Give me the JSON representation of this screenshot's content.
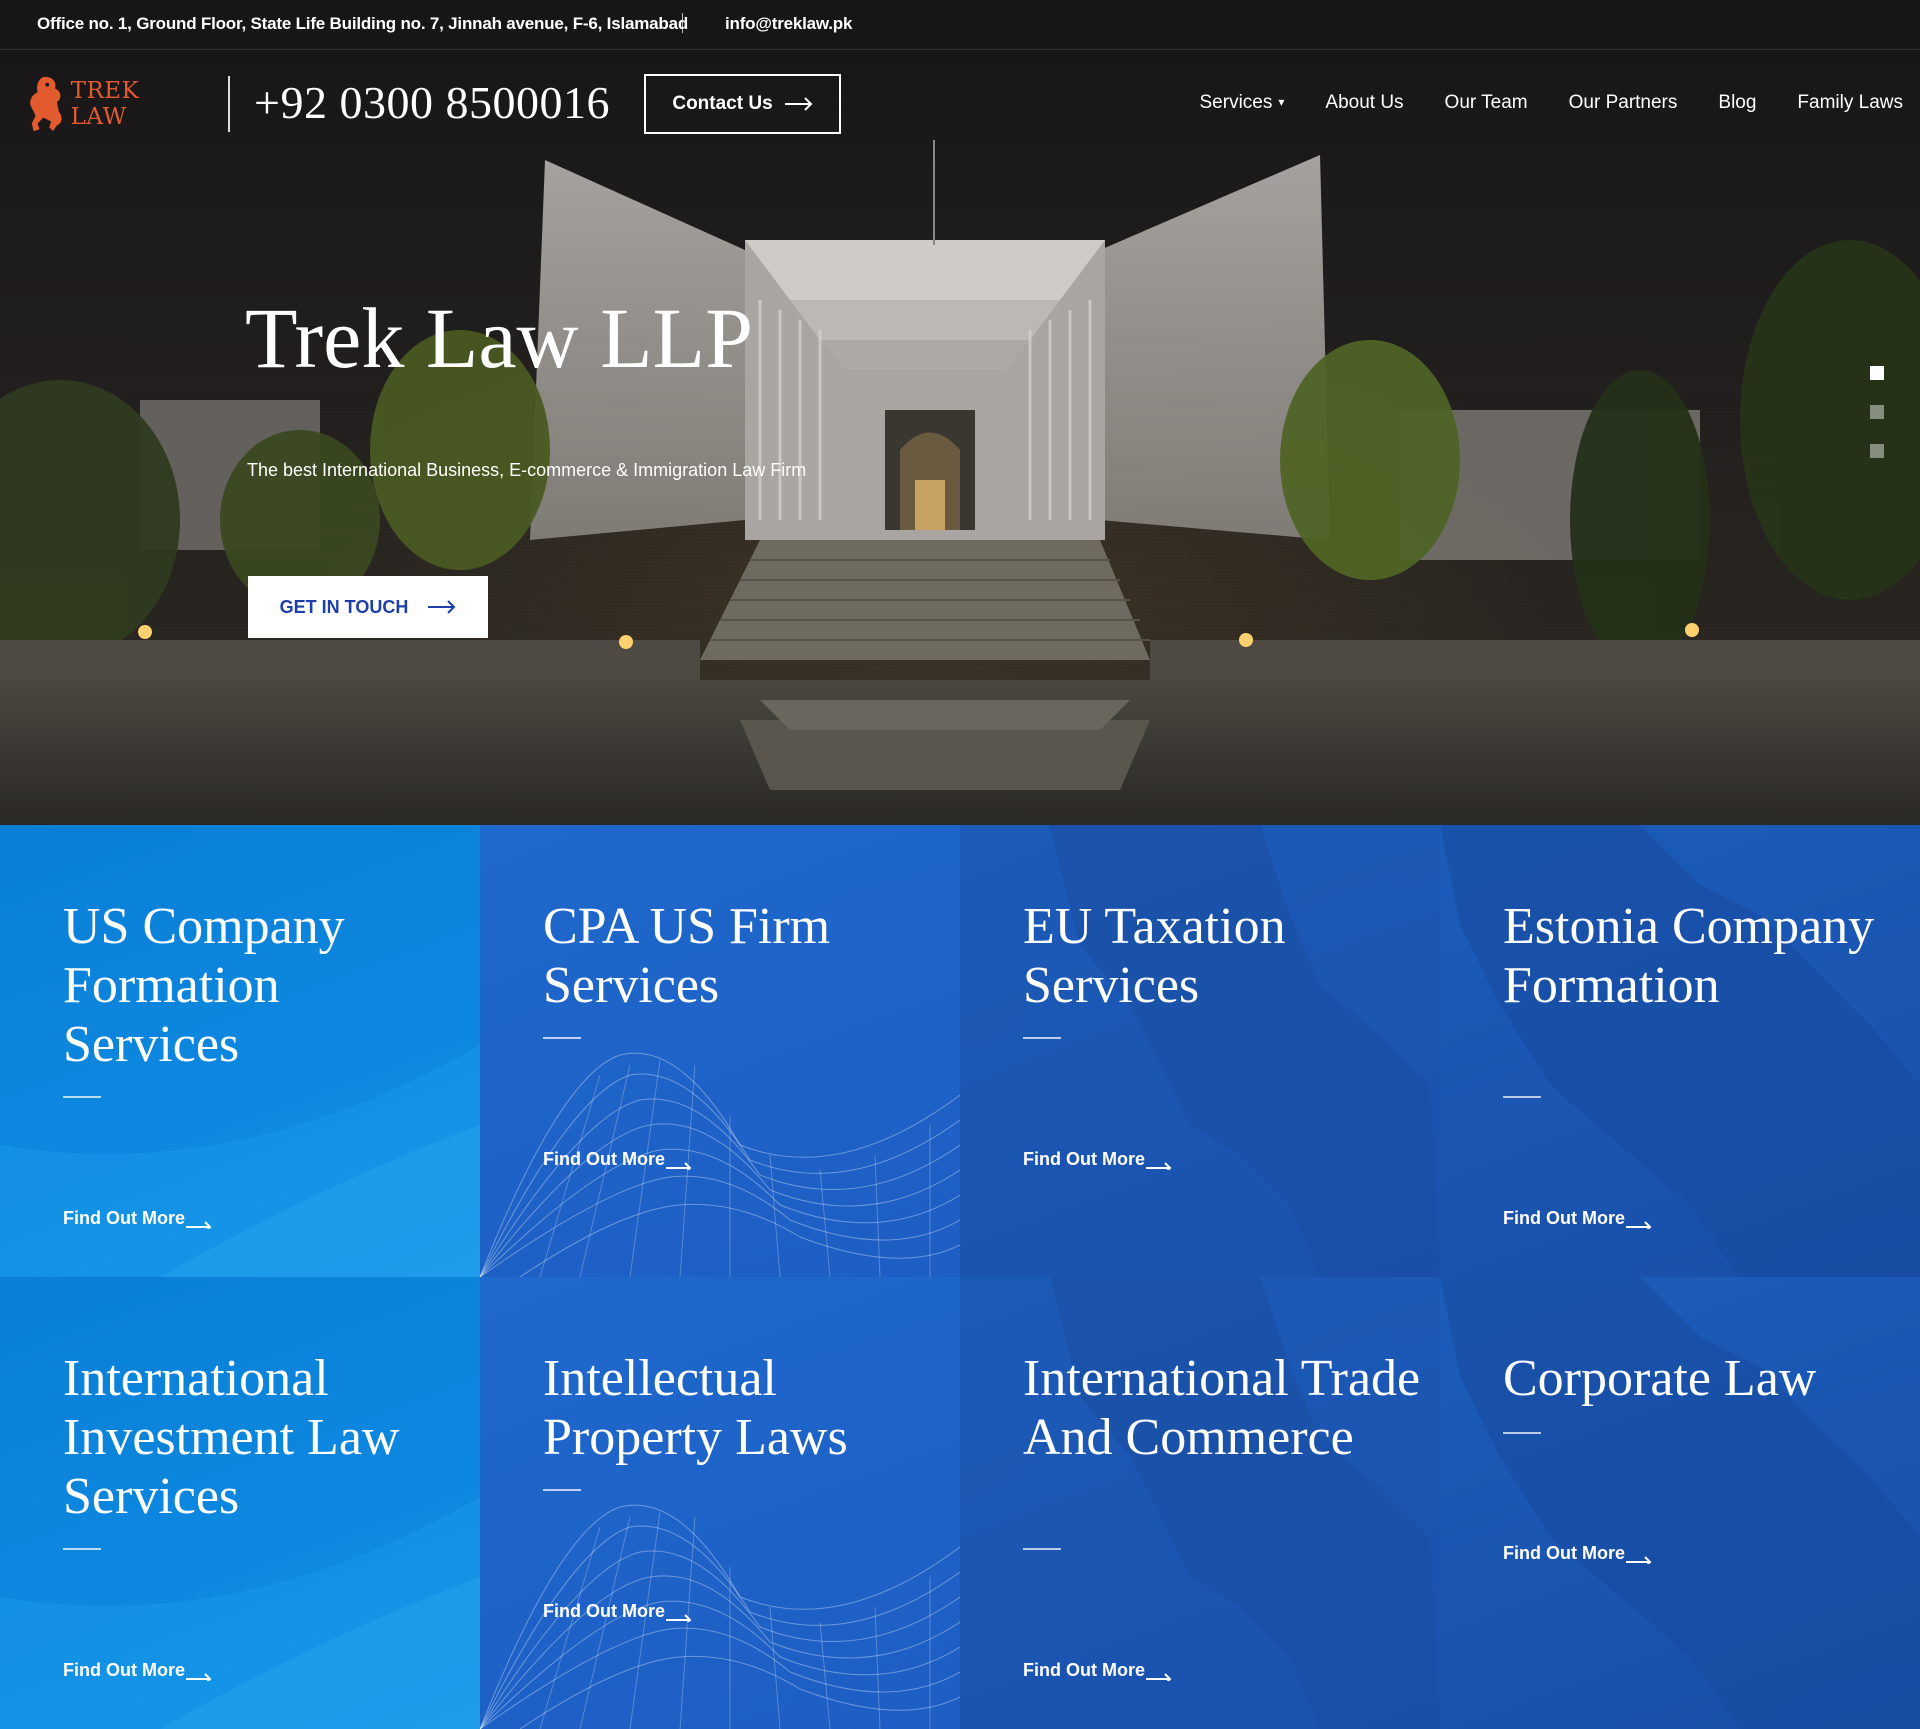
{
  "topbar": {
    "address": "Office no. 1, Ground Floor, State Life Building no. 7, Jinnah avenue, F-6, Islamabad",
    "email": "info@treklaw.pk"
  },
  "header": {
    "logo_text": "TREK LAW",
    "phone": "+92 0300 8500016",
    "contact_label": "Contact Us",
    "nav": [
      "Services",
      "About Us",
      "Our Team",
      "Our Partners",
      "Blog",
      "Family Laws"
    ]
  },
  "hero": {
    "title": "Trek Law LLP",
    "subtitle": "The best International Business, E-commerce & Immigration Law Firm",
    "cta_label": "GET IN TOUCH",
    "slides": 3,
    "active_slide": 1
  },
  "services": [
    {
      "title": "US Company Formation Services",
      "link": "Find Out More"
    },
    {
      "title": "CPA US Firm Services",
      "link": "Find Out More"
    },
    {
      "title": "EU Taxation Services",
      "link": "Find Out More"
    },
    {
      "title": "Estonia Company Formation",
      "link": "Find Out More"
    },
    {
      "title": "International Investment Law Services",
      "link": "Find Out More"
    },
    {
      "title": "Intellectual Property Laws",
      "link": "Find Out More"
    },
    {
      "title": "International Trade And Commerce",
      "link": "Find Out More"
    },
    {
      "title": "Corporate Law",
      "link": "Find Out More"
    }
  ],
  "colors": {
    "logo": "#e25a2e",
    "cta_text": "#1e3fa8",
    "card_light": "#0d88e0",
    "card_mid": "#1d5ec4",
    "card_dark": "#1a52ad"
  },
  "icons": [
    "logo-lion-icon",
    "arrow-right-icon",
    "chevron-down-icon"
  ]
}
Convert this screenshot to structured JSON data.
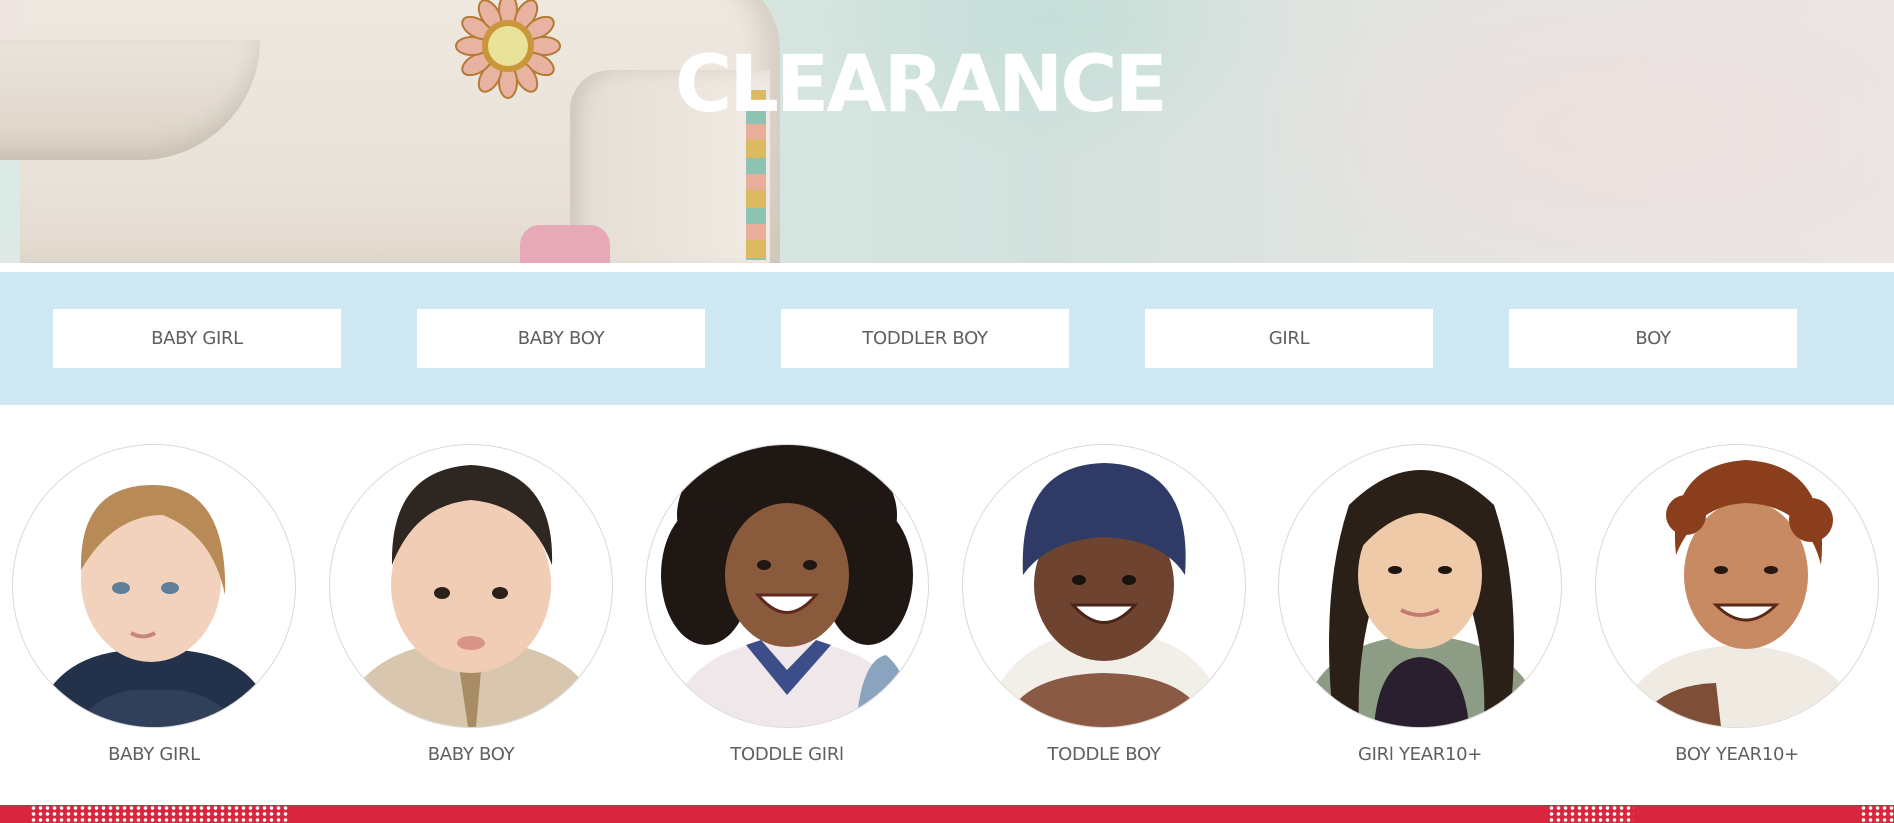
{
  "hero": {
    "title": "CLEARANCE"
  },
  "category_buttons": [
    {
      "label": "BABY GIRL"
    },
    {
      "label": "BABY BOY"
    },
    {
      "label": "TODDLER BOY"
    },
    {
      "label": "GIRL"
    },
    {
      "label": "BOY"
    }
  ],
  "circle_categories": [
    {
      "label": "BABY GIRL"
    },
    {
      "label": "BABY BOY"
    },
    {
      "label": "TODDLE GIRl"
    },
    {
      "label": "TODDLE BOY"
    },
    {
      "label": "GIRl YEAR10+"
    },
    {
      "label": "BOY YEAR10+"
    }
  ],
  "colors": {
    "band_background": "#cfe9f4",
    "button_text": "#5f5f5f",
    "footer_red": "#d8263f"
  }
}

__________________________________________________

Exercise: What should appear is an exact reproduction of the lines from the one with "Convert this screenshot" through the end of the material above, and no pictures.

Exercise result:
Convert this screenshot to structured JSON data.
{
  "hero": {
    "title": "CLEARANCE"
  },
  "category_buttons": [
    {
      "label": "BABY GIRL"
    },
    {
      "label": "BABY BOY"
    },
    {
      "label": "TODDLER BOY"
    },
    {
      "label": "GIRL"
    },
    {
      "label": "BOY"
    }
  ],
  "circle_categories": [
    {
      "label": "BABY GIRL"
    },
    {
      "label": "BABY BOY"
    },
    {
      "label": "TODDLE GIRl"
    },
    {
      "label": "TODDLE BOY"
    },
    {
      "label": "GIRl YEAR10+"
    },
    {
      "label": "BOY YEAR10+"
    }
  ],
  "colors": {
    "band_background": "#cfe9f4",
    "button_text": "#5f5f5f",
    "footer_red": "#d8263f"
  }
}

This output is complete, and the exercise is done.